### EXERCISE DESCRIPTION
Without changing a single word, output each entry.

### GIVEN RECORDS
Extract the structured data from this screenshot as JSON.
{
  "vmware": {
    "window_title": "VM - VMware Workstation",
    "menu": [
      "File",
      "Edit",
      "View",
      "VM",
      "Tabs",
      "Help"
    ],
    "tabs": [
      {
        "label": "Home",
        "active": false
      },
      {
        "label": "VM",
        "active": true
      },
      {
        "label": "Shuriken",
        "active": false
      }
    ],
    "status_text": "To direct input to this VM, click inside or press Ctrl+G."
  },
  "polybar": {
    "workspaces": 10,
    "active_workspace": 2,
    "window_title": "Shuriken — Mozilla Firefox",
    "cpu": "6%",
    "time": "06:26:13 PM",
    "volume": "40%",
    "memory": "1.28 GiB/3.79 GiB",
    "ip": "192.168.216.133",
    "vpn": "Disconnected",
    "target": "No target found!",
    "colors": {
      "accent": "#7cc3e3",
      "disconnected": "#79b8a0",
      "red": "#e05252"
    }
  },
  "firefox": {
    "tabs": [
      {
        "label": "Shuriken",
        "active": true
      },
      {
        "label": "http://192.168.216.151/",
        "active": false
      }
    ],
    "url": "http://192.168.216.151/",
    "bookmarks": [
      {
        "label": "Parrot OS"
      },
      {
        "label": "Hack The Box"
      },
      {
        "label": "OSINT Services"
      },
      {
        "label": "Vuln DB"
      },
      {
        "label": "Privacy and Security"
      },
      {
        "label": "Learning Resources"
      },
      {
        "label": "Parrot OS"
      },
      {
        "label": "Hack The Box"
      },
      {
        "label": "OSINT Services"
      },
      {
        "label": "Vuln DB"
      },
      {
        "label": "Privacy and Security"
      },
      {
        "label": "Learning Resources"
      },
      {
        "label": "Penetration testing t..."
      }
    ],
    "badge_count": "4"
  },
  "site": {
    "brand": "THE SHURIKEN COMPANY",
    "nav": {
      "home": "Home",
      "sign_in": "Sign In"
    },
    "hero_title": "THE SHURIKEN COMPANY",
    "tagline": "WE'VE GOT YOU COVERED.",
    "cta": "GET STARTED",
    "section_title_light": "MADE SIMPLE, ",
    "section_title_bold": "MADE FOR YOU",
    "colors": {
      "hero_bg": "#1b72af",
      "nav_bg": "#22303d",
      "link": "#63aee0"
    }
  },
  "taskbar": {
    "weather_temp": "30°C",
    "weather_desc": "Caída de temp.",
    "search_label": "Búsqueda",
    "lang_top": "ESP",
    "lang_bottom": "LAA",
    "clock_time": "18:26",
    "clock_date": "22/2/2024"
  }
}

### RESPONSE TO THIS EXERCISE
Extract the structured data from this screenshot as JSON.
{
  "vmware": {
    "window_title": "VM - VMware Workstation",
    "menu": [
      "File",
      "Edit",
      "View",
      "VM",
      "Tabs",
      "Help"
    ],
    "tabs": [
      {
        "label": "Home",
        "active": false
      },
      {
        "label": "VM",
        "active": true
      },
      {
        "label": "Shuriken",
        "active": false
      }
    ],
    "status_text": "To direct input to this VM, click inside or press Ctrl+G."
  },
  "polybar": {
    "workspaces": 10,
    "active_workspace": 2,
    "window_title": "Shuriken — Mozilla Firefox",
    "cpu": "6%",
    "time": "06:26:13 PM",
    "volume": "40%",
    "memory": "1.28 GiB/3.79 GiB",
    "ip": "192.168.216.133",
    "vpn": "Disconnected",
    "target": "No target found!",
    "colors": {
      "accent": "#7cc3e3",
      "disconnected": "#79b8a0",
      "red": "#e05252"
    }
  },
  "firefox": {
    "tabs": [
      {
        "label": "Shuriken",
        "active": true
      },
      {
        "label": "http://192.168.216.151/",
        "active": false
      }
    ],
    "url": "http://192.168.216.151/",
    "bookmarks": [
      {
        "label": "Parrot OS"
      },
      {
        "label": "Hack The Box"
      },
      {
        "label": "OSINT Services"
      },
      {
        "label": "Vuln DB"
      },
      {
        "label": "Privacy and Security"
      },
      {
        "label": "Learning Resources"
      },
      {
        "label": "Parrot OS"
      },
      {
        "label": "Hack The Box"
      },
      {
        "label": "OSINT Services"
      },
      {
        "label": "Vuln DB"
      },
      {
        "label": "Privacy and Security"
      },
      {
        "label": "Learning Resources"
      },
      {
        "label": "Penetration testing t..."
      }
    ],
    "badge_count": "4"
  },
  "site": {
    "brand": "THE SHURIKEN COMPANY",
    "nav": {
      "home": "Home",
      "sign_in": "Sign In"
    },
    "hero_title": "THE SHURIKEN COMPANY",
    "tagline": "WE'VE GOT YOU COVERED.",
    "cta": "GET STARTED",
    "section_title_light": "MADE SIMPLE, ",
    "section_title_bold": "MADE FOR YOU",
    "colors": {
      "hero_bg": "#1b72af",
      "nav_bg": "#22303d",
      "link": "#63aee0"
    }
  },
  "taskbar": {
    "weather_temp": "30°C",
    "weather_desc": "Caída de temp.",
    "search_label": "Búsqueda",
    "lang_top": "ESP",
    "lang_bottom": "LAA",
    "clock_time": "18:26",
    "clock_date": "22/2/2024"
  }
}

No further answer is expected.